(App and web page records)
************

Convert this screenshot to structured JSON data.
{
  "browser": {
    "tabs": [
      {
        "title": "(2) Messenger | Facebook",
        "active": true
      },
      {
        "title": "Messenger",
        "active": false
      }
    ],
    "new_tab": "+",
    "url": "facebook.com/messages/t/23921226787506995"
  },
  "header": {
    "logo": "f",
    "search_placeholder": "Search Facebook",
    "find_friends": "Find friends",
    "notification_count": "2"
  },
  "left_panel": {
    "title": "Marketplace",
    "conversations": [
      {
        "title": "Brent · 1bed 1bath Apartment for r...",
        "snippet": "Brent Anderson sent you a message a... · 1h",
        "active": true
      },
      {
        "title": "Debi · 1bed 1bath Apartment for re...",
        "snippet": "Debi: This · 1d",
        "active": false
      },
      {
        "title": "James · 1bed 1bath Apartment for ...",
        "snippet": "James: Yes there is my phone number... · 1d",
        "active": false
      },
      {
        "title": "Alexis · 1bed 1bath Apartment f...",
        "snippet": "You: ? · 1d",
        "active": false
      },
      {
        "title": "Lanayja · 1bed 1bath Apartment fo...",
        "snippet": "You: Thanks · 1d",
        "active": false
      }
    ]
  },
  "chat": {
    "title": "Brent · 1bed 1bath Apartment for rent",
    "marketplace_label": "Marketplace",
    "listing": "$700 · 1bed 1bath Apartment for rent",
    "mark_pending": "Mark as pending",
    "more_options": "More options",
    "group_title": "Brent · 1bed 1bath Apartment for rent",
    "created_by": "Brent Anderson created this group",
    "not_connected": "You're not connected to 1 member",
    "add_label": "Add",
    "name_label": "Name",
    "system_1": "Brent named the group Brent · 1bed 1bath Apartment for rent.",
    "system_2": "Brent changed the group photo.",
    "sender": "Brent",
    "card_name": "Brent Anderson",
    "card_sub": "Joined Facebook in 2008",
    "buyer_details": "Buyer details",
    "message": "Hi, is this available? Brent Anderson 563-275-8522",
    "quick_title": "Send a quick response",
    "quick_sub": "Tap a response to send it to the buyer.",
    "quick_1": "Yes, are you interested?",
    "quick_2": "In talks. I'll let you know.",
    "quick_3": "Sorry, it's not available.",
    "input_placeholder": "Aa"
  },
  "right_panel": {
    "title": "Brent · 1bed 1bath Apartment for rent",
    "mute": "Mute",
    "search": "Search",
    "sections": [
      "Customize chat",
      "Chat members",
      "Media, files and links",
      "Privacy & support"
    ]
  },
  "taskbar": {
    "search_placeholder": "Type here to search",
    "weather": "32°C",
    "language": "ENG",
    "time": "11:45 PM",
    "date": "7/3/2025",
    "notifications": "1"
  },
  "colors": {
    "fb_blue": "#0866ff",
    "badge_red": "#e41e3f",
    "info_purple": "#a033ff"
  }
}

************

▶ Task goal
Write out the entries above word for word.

▶ Result
Convert this screenshot to structured JSON data.
{
  "browser": {
    "tabs": [
      {
        "title": "(2) Messenger | Facebook",
        "active": true
      },
      {
        "title": "Messenger",
        "active": false
      }
    ],
    "new_tab": "+",
    "url": "facebook.com/messages/t/23921226787506995"
  },
  "header": {
    "logo": "f",
    "search_placeholder": "Search Facebook",
    "find_friends": "Find friends",
    "notification_count": "2"
  },
  "left_panel": {
    "title": "Marketplace",
    "conversations": [
      {
        "title": "Brent · 1bed 1bath Apartment for r...",
        "snippet": "Brent Anderson sent you a message a... · 1h",
        "active": true
      },
      {
        "title": "Debi · 1bed 1bath Apartment for re...",
        "snippet": "Debi: This · 1d",
        "active": false
      },
      {
        "title": "James · 1bed 1bath Apartment for ...",
        "snippet": "James: Yes there is my phone number... · 1d",
        "active": false
      },
      {
        "title": "Alexis · 1bed 1bath Apartment f...",
        "snippet": "You: ? · 1d",
        "active": false
      },
      {
        "title": "Lanayja · 1bed 1bath Apartment fo...",
        "snippet": "You: Thanks · 1d",
        "active": false
      }
    ]
  },
  "chat": {
    "title": "Brent · 1bed 1bath Apartment for rent",
    "marketplace_label": "Marketplace",
    "listing": "$700 · 1bed 1bath Apartment for rent",
    "mark_pending": "Mark as pending",
    "more_options": "More options",
    "group_title": "Brent · 1bed 1bath Apartment for rent",
    "created_by": "Brent Anderson created this group",
    "not_connected": "You're not connected to 1 member",
    "add_label": "Add",
    "name_label": "Name",
    "system_1": "Brent named the group Brent · 1bed 1bath Apartment for rent.",
    "system_2": "Brent changed the group photo.",
    "sender": "Brent",
    "card_name": "Brent Anderson",
    "card_sub": "Joined Facebook in 2008",
    "buyer_details": "Buyer details",
    "message": "Hi, is this available? Brent Anderson 563-275-8522",
    "quick_title": "Send a quick response",
    "quick_sub": "Tap a response to send it to the buyer.",
    "quick_1": "Yes, are you interested?",
    "quick_2": "In talks. I'll let you know.",
    "quick_3": "Sorry, it's not available.",
    "input_placeholder": "Aa"
  },
  "right_panel": {
    "title": "Brent · 1bed 1bath Apartment for rent",
    "mute": "Mute",
    "search": "Search",
    "sections": [
      "Customize chat",
      "Chat members",
      "Media, files and links",
      "Privacy & support"
    ]
  },
  "taskbar": {
    "search_placeholder": "Type here to search",
    "weather": "32°C",
    "language": "ENG",
    "time": "11:45 PM",
    "date": "7/3/2025",
    "notifications": "1"
  },
  "colors": {
    "fb_blue": "#0866ff",
    "badge_red": "#e41e3f",
    "info_purple": "#a033ff"
  }
}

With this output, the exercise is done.